I love that Steuart Liebig has a bar band. The Mentones not only stomp through some rocking beats, they also pair up the saxophone with a chromatic harmonica, one that gets played like an electric instrument. It’s a buzzing, flailing, bluesy good time.
But under the surface, the band is playing the same kind of complex chamber-jazz music that Liebig uses on his more “serious” albums.
Pomegranate, one of those “serious” albums, was my introduction to Liebig. He’s part of the southern California crowd that includes Vinny Golia, G.E. Stinson, Nels Cline — and Jeff Kaiser, the guy who’s kept the scene documented for the past decade on the pfMentum label.
Pomegranate consists of four long chamber pieces,
each featuring a different guest soloist. I love the mix of cerebral jazz and thoughtful composing here — especially on the Nels Cline track, which ditches all chamber-jazz pretentions and goes for a total noise freak-out. Yeah!
But back to that bar band, The Mentones. This is fun stuff that evokes images of dive bars just outside town, where the motorcycles kick up the desert dust. But with sheet music.

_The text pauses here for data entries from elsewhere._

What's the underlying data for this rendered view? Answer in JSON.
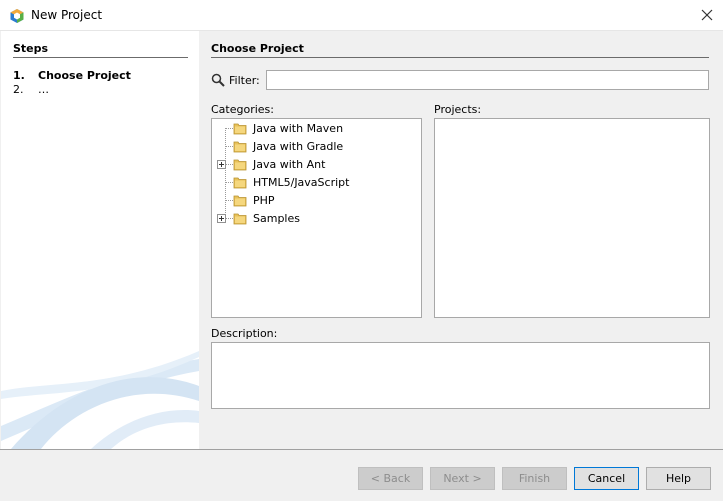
{
  "window": {
    "title": "New Project",
    "icon": "netbeans-cube-icon",
    "close_icon": "close-icon"
  },
  "steps": {
    "heading": "Steps",
    "items": [
      {
        "num": "1.",
        "label": "Choose Project",
        "active": true
      },
      {
        "num": "2.",
        "label": "…",
        "active": false
      }
    ]
  },
  "main": {
    "heading": "Choose Project",
    "filter": {
      "label": "Filter:",
      "value": "",
      "placeholder": "",
      "icon": "search-icon"
    },
    "categories": {
      "label": "Categories:",
      "items": [
        {
          "label": "Java with Maven",
          "expandable": false
        },
        {
          "label": "Java with Gradle",
          "expandable": false
        },
        {
          "label": "Java with Ant",
          "expandable": true
        },
        {
          "label": "HTML5/JavaScript",
          "expandable": false
        },
        {
          "label": "PHP",
          "expandable": false
        },
        {
          "label": "Samples",
          "expandable": true
        }
      ]
    },
    "projects": {
      "label": "Projects:"
    },
    "description": {
      "label": "Description:",
      "value": ""
    }
  },
  "buttons": {
    "back": "< Back",
    "next": "Next >",
    "finish": "Finish",
    "cancel": "Cancel",
    "help": "Help"
  },
  "colors": {
    "window_bg": "#f0f0f0",
    "panel_bg": "#ffffff",
    "focus_border": "#0078d7",
    "folder_yellow": "#e8c25a"
  }
}
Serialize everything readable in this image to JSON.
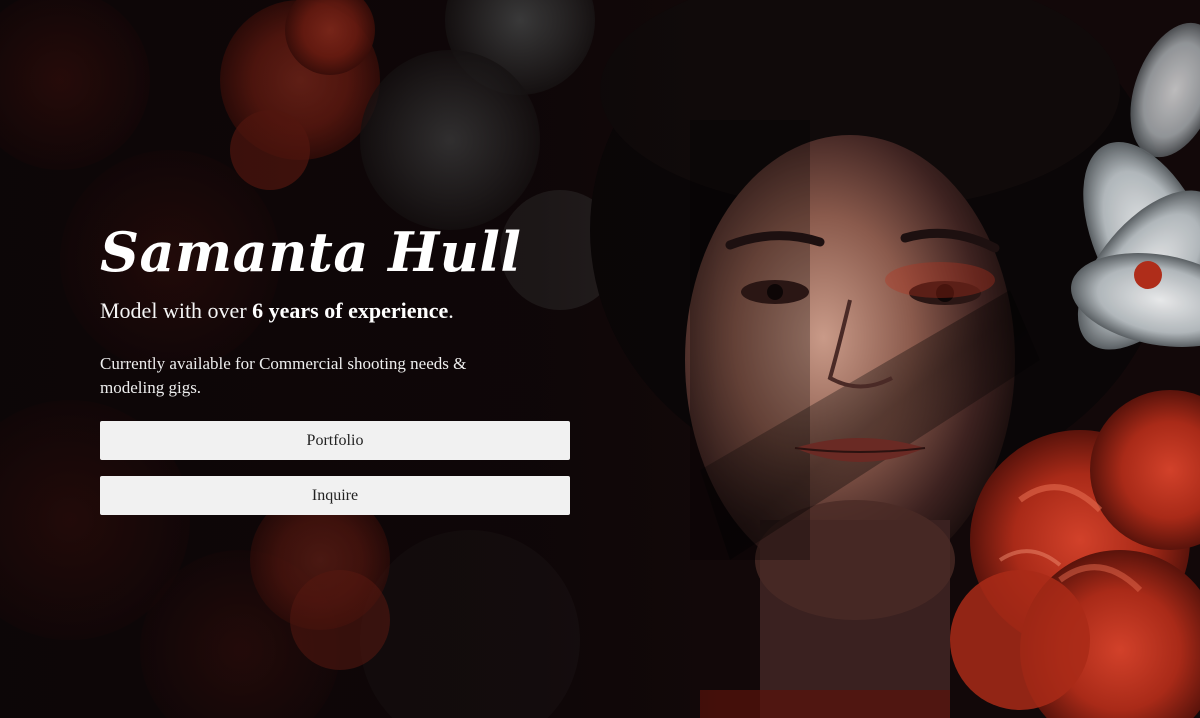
{
  "hero": {
    "name": "Samanta Hull",
    "tagline_prefix": "Model with over ",
    "tagline_highlight": "6 years of experience",
    "tagline_suffix": ".",
    "availability": "Currently available for Commercial shooting needs & modeling gigs."
  },
  "actions": {
    "portfolio_label": "Portfolio",
    "inquire_label": "Inquire"
  },
  "colors": {
    "background": "#0b0607",
    "text": "#ffffff",
    "button_bg": "#f1f1f1",
    "button_text": "#222222",
    "flower_red": "#b8301c",
    "flower_white": "#dfe3e6"
  }
}
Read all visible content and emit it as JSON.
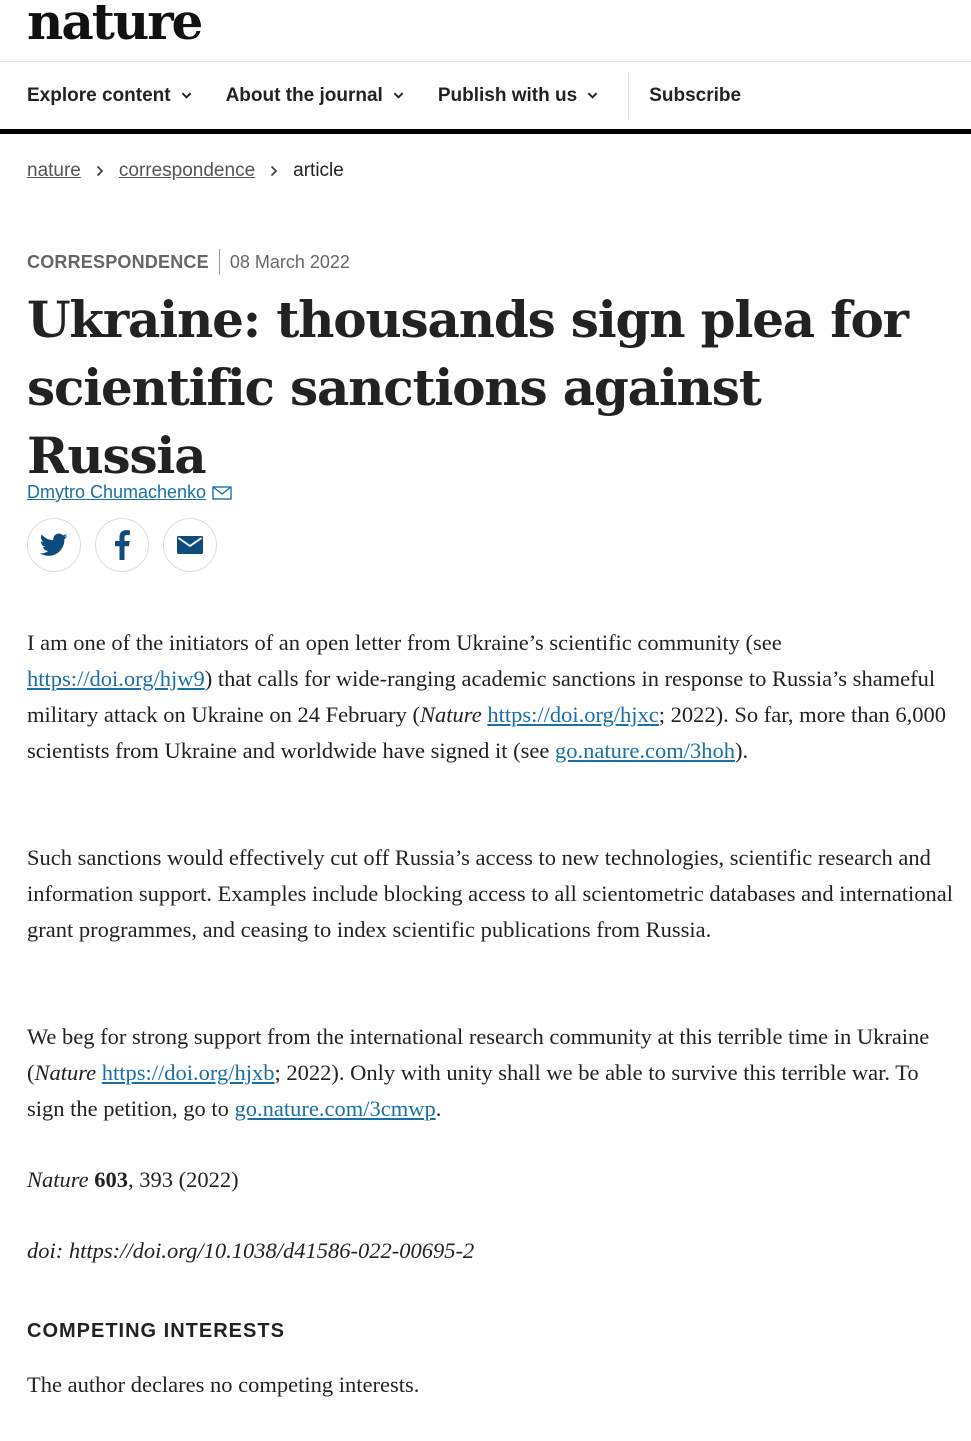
{
  "brand": {
    "logo_text": "nature"
  },
  "nav": {
    "items": [
      {
        "label": "Explore content"
      },
      {
        "label": "About the journal"
      },
      {
        "label": "Publish with us"
      }
    ],
    "subscribe_label": "Subscribe"
  },
  "breadcrumb": {
    "items": [
      "nature",
      "correspondence"
    ],
    "current": "article"
  },
  "article": {
    "type": "CORRESPONDENCE",
    "date": "08 March 2022",
    "title": "Ukraine: thousands sign plea for scientific sanctions against Russia",
    "author": "Dmytro Chumachenko",
    "paragraphs": {
      "p1": {
        "t1": "I am one of the initiators of an open letter from Ukraine’s scientific community (see ",
        "l1": "https://doi.org/hjw9",
        "t2": ") that calls for wide-ranging academic sanctions in response to Russia’s shameful military attack on Ukraine on 24 February (",
        "i1": "Nature",
        "t3": " ",
        "l2": "https://doi.org/hjxc",
        "t4": "; 2022). So far, more than 6,000 scientists from Ukraine and worldwide have signed it (see ",
        "l3": "go.nature.com/3hoh",
        "t5": ")."
      },
      "p2": "Such sanctions would effectively cut off Russia’s access to new technologies, scientific research and information support. Examples include blocking access to all scientometric databases and international grant programmes, and ceasing to index scientific publications from Russia.",
      "p3": {
        "t1": "We beg for strong support from the international research community at this terrible time in Ukraine (",
        "i1": "Nature",
        "t2": " ",
        "l1": "https://doi.org/hjxb",
        "t3": "; 2022). Only with unity shall we be able to survive this terrible war. To sign the petition, go to ",
        "l2": "go.nature.com/3cmwp",
        "t4": "."
      }
    },
    "citation": {
      "journal": "Nature",
      "volume": "603",
      "rest": ", 393 (2022)"
    },
    "doi": "doi: https://doi.org/10.1038/d41586-022-00695-2",
    "competing_interests": {
      "heading": "COMPETING INTERESTS",
      "text": "The author declares no competing interests."
    }
  },
  "colors": {
    "link": "#1a6fa8",
    "text": "#222222",
    "rule": "#000000"
  },
  "icons": [
    "chevron-down-icon",
    "chevron-right-icon",
    "envelope-icon",
    "twitter-icon",
    "facebook-icon",
    "email-icon"
  ]
}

Bill Barrett‘s harmonica adds a honky-tonk touch to otherwise chamber jazz-y compositions, and then he blazes through his solos like he’s ready to throw beer bottles back at someone.
A track like “Empty” or “Locustland” manages to rock out amid complex twists and turns in the writing. “Headlock” is a great head-banger. “Wool” and “Slow Burn Fever” go for the slower, swampy tempo of a dusty 110-degree day, although the latter ends up in a brutal battle of harmonica versus Tony Atherton’s sax.